– ?? *steph-note: missed that*

Just like mainstream movies, games have:

– too many people working on them, cost way too much, miss their deadlines, and when people experience them, they go “I can do better!”

History of cinema: color… weren’t sure it would catch on. TV came, and they were convinced TV was dead. DVD. And yet, movies flourish.

They don’t have 5 changes in 50 years, but 50 changes in 5 years. They don’t have the generational thinking. People who are successful in this business build rockets to the moon and never come back. Technology keeps changing and they don’t know how to use it. They don’t have a clue about what’s going to be “the platform of the future”. They don’t know how to monetize it either. Problem: all the games that appear to make money online were built years ago. Problem in a moving market.

The online space is fun and draws new speakers.

Designers who design for designers cost a lot of money, speak gibberish, and you just have to believe them. Paul is the middleman, between various players in the industry who have different languages.

Casinos: like movies and games (cost a lot, not ready on time, and when you walk in “I can do this?”) Subscription model. Community management.

American system: if something works for somebody, build it bigger, better, faster… But that doesn’t work in the long run.

New design and thinking is happening online. Take your game design people, and put them online — fight insular thinking. Need to embrace the online industry.

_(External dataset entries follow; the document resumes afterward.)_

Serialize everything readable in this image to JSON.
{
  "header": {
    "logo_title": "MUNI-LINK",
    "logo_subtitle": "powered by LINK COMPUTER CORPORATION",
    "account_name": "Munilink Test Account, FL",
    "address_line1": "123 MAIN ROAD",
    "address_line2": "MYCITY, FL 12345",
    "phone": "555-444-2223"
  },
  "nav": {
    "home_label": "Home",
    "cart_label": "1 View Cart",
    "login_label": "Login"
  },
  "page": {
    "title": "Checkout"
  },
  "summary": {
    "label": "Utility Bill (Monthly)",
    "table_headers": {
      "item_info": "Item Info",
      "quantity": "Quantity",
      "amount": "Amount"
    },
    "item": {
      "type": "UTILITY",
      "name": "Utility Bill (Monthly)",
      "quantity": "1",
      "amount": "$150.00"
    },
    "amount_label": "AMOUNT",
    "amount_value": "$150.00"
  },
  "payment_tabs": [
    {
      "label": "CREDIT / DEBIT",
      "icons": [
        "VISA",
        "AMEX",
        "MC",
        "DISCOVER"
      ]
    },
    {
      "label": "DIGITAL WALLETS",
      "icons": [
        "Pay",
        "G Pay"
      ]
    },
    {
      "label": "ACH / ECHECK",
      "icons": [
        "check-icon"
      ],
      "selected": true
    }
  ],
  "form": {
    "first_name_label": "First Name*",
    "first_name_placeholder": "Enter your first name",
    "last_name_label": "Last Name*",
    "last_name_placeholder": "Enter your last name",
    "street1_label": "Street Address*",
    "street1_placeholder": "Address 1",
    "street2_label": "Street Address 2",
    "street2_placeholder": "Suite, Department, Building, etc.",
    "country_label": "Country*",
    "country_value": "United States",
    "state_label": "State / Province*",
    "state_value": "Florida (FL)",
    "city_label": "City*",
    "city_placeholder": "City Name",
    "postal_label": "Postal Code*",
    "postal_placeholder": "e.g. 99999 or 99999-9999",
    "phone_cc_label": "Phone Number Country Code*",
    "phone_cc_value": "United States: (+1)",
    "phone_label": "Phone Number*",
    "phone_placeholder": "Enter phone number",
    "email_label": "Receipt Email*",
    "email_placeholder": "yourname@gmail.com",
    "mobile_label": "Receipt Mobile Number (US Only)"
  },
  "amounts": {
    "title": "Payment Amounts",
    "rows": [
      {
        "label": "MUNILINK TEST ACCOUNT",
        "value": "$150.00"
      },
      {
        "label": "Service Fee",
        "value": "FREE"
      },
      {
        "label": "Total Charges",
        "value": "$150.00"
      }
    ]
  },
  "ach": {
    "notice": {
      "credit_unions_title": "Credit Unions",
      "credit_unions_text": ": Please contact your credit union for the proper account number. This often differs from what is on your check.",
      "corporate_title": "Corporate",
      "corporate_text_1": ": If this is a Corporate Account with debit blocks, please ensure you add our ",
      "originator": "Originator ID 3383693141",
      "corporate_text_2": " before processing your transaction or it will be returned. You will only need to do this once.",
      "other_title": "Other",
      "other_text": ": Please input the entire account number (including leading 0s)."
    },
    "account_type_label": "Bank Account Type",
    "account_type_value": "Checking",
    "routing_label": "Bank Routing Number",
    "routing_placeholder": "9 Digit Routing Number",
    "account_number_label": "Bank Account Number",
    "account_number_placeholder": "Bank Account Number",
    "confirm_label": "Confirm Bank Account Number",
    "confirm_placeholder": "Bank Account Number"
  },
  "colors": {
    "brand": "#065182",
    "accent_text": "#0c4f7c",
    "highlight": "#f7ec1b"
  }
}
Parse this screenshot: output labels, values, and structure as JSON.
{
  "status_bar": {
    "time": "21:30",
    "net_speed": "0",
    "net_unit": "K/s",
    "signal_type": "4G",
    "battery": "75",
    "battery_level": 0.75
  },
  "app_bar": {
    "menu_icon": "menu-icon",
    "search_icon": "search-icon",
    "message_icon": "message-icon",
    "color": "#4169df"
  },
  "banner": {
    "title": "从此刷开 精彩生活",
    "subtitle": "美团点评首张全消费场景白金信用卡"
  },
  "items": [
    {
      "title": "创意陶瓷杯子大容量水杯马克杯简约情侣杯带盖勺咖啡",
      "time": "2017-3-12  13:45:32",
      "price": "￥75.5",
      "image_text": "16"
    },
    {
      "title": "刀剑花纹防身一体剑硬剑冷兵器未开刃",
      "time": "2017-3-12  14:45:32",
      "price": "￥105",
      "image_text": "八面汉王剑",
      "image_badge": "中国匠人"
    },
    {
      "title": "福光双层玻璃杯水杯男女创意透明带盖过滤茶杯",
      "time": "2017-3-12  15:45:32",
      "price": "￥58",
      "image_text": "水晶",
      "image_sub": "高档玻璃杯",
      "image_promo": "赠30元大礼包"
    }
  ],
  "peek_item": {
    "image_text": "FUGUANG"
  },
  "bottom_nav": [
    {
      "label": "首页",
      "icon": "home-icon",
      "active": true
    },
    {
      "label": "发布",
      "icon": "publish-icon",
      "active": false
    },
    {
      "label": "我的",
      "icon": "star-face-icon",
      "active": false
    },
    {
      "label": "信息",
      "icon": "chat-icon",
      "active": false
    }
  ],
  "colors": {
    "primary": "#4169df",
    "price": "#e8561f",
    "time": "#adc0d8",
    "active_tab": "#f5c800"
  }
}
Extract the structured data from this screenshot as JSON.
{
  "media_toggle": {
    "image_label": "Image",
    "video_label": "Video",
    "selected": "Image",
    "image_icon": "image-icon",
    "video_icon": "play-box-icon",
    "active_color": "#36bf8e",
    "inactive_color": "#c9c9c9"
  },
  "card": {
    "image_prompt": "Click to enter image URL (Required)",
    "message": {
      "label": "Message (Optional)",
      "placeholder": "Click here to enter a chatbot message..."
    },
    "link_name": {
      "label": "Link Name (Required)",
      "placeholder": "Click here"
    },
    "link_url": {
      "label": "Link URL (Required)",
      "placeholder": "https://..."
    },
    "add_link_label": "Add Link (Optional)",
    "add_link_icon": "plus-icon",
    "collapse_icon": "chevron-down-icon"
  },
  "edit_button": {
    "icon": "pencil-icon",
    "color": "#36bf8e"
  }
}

LIFT08: Guy Vardi (Casual Games) [en]

*steph-note: live blogged notes, may be incomplete, etc.*

LIFT08 163 Guy Vardi

Casual games?

– “silly, stupid games”
– “games for the housewife”

*steph-note: video went way too fast for me.*

If a hardcore game is a full meal, a casual game is a snack.

Snacks are not dinner, say the WoW fans.

People play 2-3 hours a month, 3-15 times a month. (*steph-note: not sure I got that right.*)

Second largest money waster in the US after the subprime crisis 😉

Stats: rising phenomenon. People spend more time playing online games than watching clips on YouTube or interacting in social networking sites like Facebook.

Bite-side episodes. People want short stuff (video clips, TV episodes, music).